Samantha J. Butler, Ph.D.


Assistant Professor, Brain Research Institute
Member, Neuroscience GPB Home Area
Adjunct Assistant Professor, Neurobiology

Contact Information

Lab Number: 310 825 7565Office Phone Number: 310 206 8416
Mailing Address: 610 Charles E Young Drive EastLos Angeles, CA 90095UNITED STATES


Samantha Butler is an Assistant Professor in the Department of Neurobiology and a member of the UCLA Broad Stem Cell Research Center since 2013. She received a Ph.D. in Molecular Biology from Princeton University in 1996. As a graduate student with Yash Hiromi at Princeton University, Dr. Butler studied the genetic mechanisms that establish neural identity in the Drosophila eye during development. Dr. Butler then trained as a postdoctoral fellow with Dr. Jane Dodd at Columbia University where she focused on understanding the molecular identity of the factors that guide axons into their stereotyped trajectories in the developing spinal cord. Dr. Butler showed that molecules previously identified as morphogens, specifically the Bone Morphogenetic Protein (BMP) family of growth factors, can act as axon guidance signals. In her own laboratory, first at USC and now UCLA, Dr. Butler has focused on determining how neurons translate morphogens, such as the BMPs, over time to mediate strikingly different processes in the generation of neural circuits. During the course of these studies, she identified a critical mechanism by which the rate of axon outgrowth is controlled during development. The Butler laboratory is now examining how this process can be harnessed to accelerate axon growth in a regenerative context to stimulate the repair of neural circuits. The successful implementation of this technology could result in significantly improved recovery times for patients with damaged nervous systems.

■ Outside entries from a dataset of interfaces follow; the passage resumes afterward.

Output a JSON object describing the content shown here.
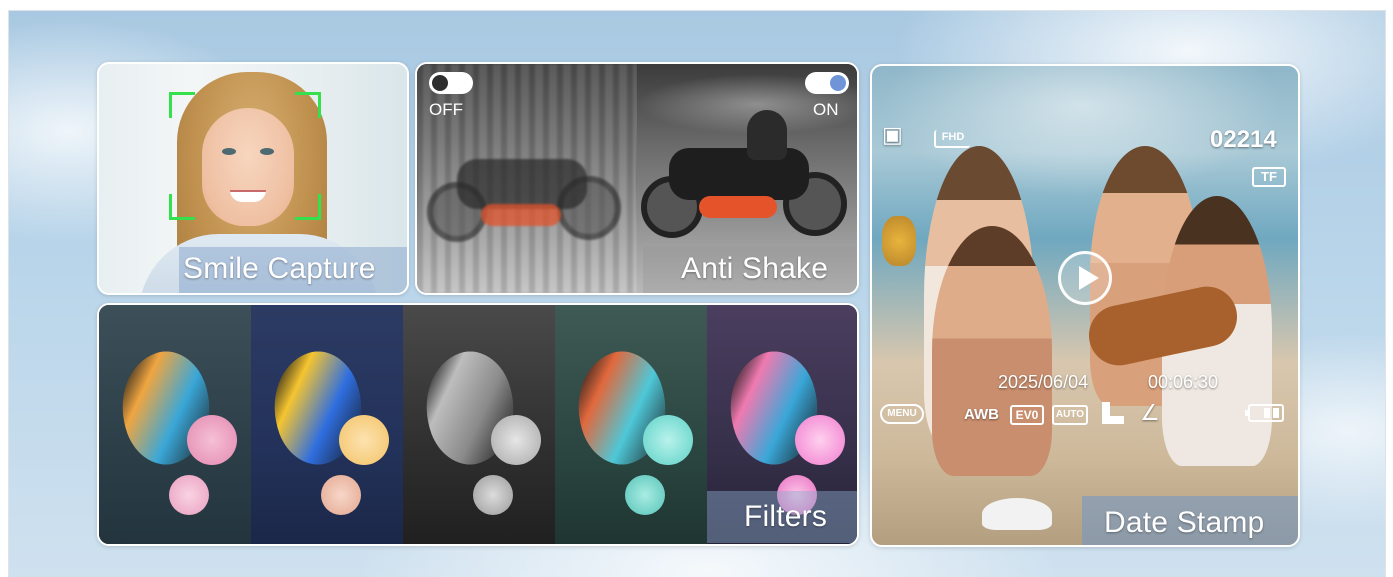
{
  "panels": {
    "smile": {
      "caption": "Smile Capture"
    },
    "shake": {
      "caption": "Anti Shake",
      "toggle_off_label": "OFF",
      "toggle_on_label": "ON"
    },
    "filters": {
      "caption": "Filters"
    },
    "datestamp": {
      "caption": "Date Stamp",
      "counter": "02214",
      "date": "2025/06/04",
      "time": "00:06:30",
      "badge_fhd": "FHD",
      "badge_tf": "TF",
      "badge_menu": "MENU",
      "badge_awb": "AWB",
      "badge_ev": "EV0",
      "badge_auto": "AUTO"
    }
  },
  "colors": {
    "face_box": "#34e14d",
    "toggle_on": "#6f95d8",
    "caption_bg": "#8caacd"
  }
}
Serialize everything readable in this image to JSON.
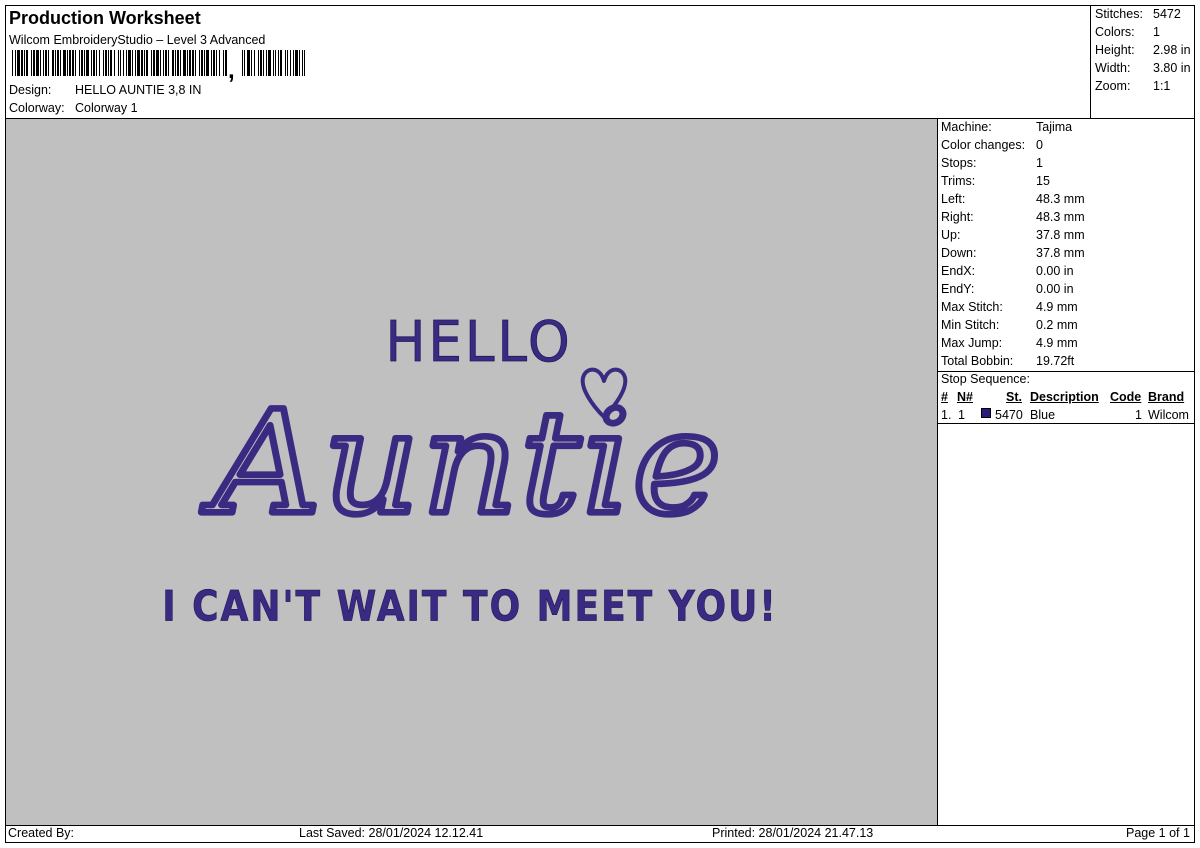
{
  "header": {
    "title": "Production Worksheet",
    "software": "Wilcom EmbroideryStudio – Level 3 Advanced",
    "design_label": "Design:",
    "design_value": "HELLO AUNTIE 3,8 IN",
    "colorway_label": "Colorway:",
    "colorway_value": "Colorway 1"
  },
  "summary": {
    "stitches_label": "Stitches:",
    "stitches_value": "5472",
    "colors_label": "Colors:",
    "colors_value": "1",
    "height_label": "Height:",
    "height_value": "2.98 in",
    "width_label": "Width:",
    "width_value": "3.80 in",
    "zoom_label": "Zoom:",
    "zoom_value": "1:1"
  },
  "design": {
    "line1": "HELLO",
    "line2": "Auntie",
    "line3": "I CAN'T WAIT TO MEET YOU!",
    "thread_color": "#3b2a82",
    "background_color": "#c0c0c0"
  },
  "properties": [
    {
      "label": "Machine:",
      "value": "Tajima"
    },
    {
      "label": "Color changes:",
      "value": "0"
    },
    {
      "label": "Stops:",
      "value": "1"
    },
    {
      "label": "Trims:",
      "value": "15"
    },
    {
      "label": "Left:",
      "value": "48.3 mm"
    },
    {
      "label": "Right:",
      "value": "48.3 mm"
    },
    {
      "label": "Up:",
      "value": "37.8 mm"
    },
    {
      "label": "Down:",
      "value": "37.8 mm"
    },
    {
      "label": "EndX:",
      "value": "0.00 in"
    },
    {
      "label": "EndY:",
      "value": "0.00 in"
    },
    {
      "label": "Max Stitch:",
      "value": "4.9 mm"
    },
    {
      "label": "Min Stitch:",
      "value": "0.2 mm"
    },
    {
      "label": "Max Jump:",
      "value": "4.9 mm"
    },
    {
      "label": "Total Bobbin:",
      "value": "19.72ft"
    }
  ],
  "stop_sequence": {
    "title": "Stop Sequence:",
    "columns": {
      "num": "#",
      "needle": "N#",
      "st": "St.",
      "description": "Description",
      "code": "Code",
      "brand": "Brand"
    },
    "rows": [
      {
        "num": "1.",
        "needle": "1",
        "st": "5470",
        "description": "Blue",
        "code": "1",
        "brand": "Wilcom",
        "color": "#2e1a78"
      }
    ]
  },
  "footer": {
    "created_by": "Created By:",
    "last_saved": "Last Saved: 28/01/2024 12.12.41",
    "printed": "Printed: 28/01/2024 21.47.13",
    "page": "Page 1 of 1"
  }
}
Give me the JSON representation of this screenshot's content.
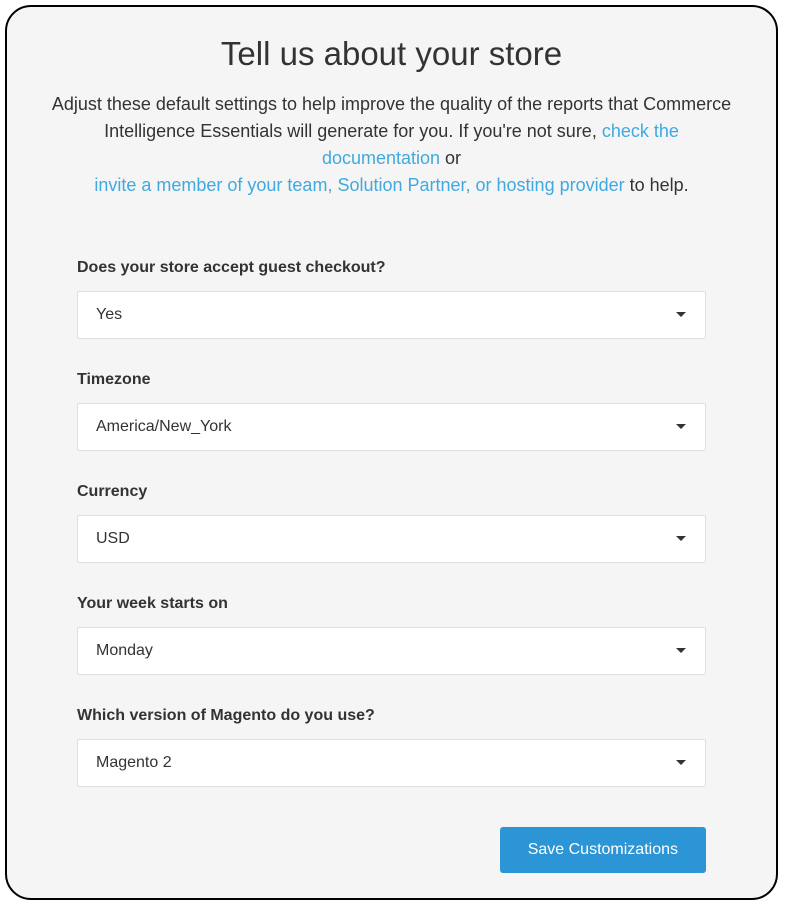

Gaber Zachary B, Butler Samantha J, Novitch Bennett G   PLZF Regulates Fibroblast Growth Factor Responsiveness and Maintenance of Neural Progenitors PLoS biology, 2013; 11(10): e1001676.
Kong J. H., Butler S. J., Novitch B. G.   My brain told me to do it Developmental cell, 2013; 25(5): 436-8.
Yamauchi K., Varadarajan S. G., Li J. E., Butler S. J.   Type Ib BMP receptors mediate the rate of commissural axon extension through inhibition of cofilin activity Development, 2013; 140(2): 333-42.
Hazen V. M., Andrews M. G., Umans L., Crenshaw E. B., Zwijsen A., Butler S. J.   BMP receptor-activated Smads confer diverse functions during the development of the dorsal spinal cord Developmental biology, 2012; 367(2): 216-27.
Hazen V. M., Phan K. D., Hudiburgh S., Butler S. J.   Inhibitory Smads differentially regulate cell fate specification and axon dynamics in the dorsal spinal cord Developmental biology, 2011; 356(2): 566-75.
Phan K. D., Croteau L.-P., Kam J. W. K., Kania A., Cloutier J.-F., Butler S. J.   Neogenin may functionally substitute for Dcc in chicken PloS one, 2011; 6(7): e22072.
Phan K. D., Hazen V. M., Frendo M.E., Jia Z.-P., Butler S.J.   The bone morphogenetic protein roof plate chemorepellent regulates the rate of commissural axonal growth Journal of Neuroscience, 2010; 30(46): 15430-40.
Hazen V. M., Phan K.D., Yamauchi K., Butler S. J.   Assaying the ability of diffusible signaling molecules to reorient embryonic spinal commissural axons JoVE, 2010; 31(37): .
Novitch B. G., Butler S. J.   Reducing the mystery of neuronal differentiation Cell, 2009; 138(6): 1062-4.
Yamauchi K., Phan K. D., Butler S. J.   BMP type I receptor complexes have distinct activities mediating cell fate and axon guidance decisions Development, 2008; 135(6): 1119-28.
Butler S. J., Tear G.   Getting axons onto the right path: the role of transcription factors in axon guidance Development, 2007; 134(3): 439-48.
Butler S. J., Dodd J.   A role for BMP heterodimers in roof plate-mediated repulsion of commissural axons Neuron, 2003; 38(3): 389-401.
Augsburger A., Schuchardt A., Hoskins S., Dodd J., Butler S.   BMPs as mediators of roof plate repulsion of commissural neurons Neuron, 1999; 24(1): 127-41.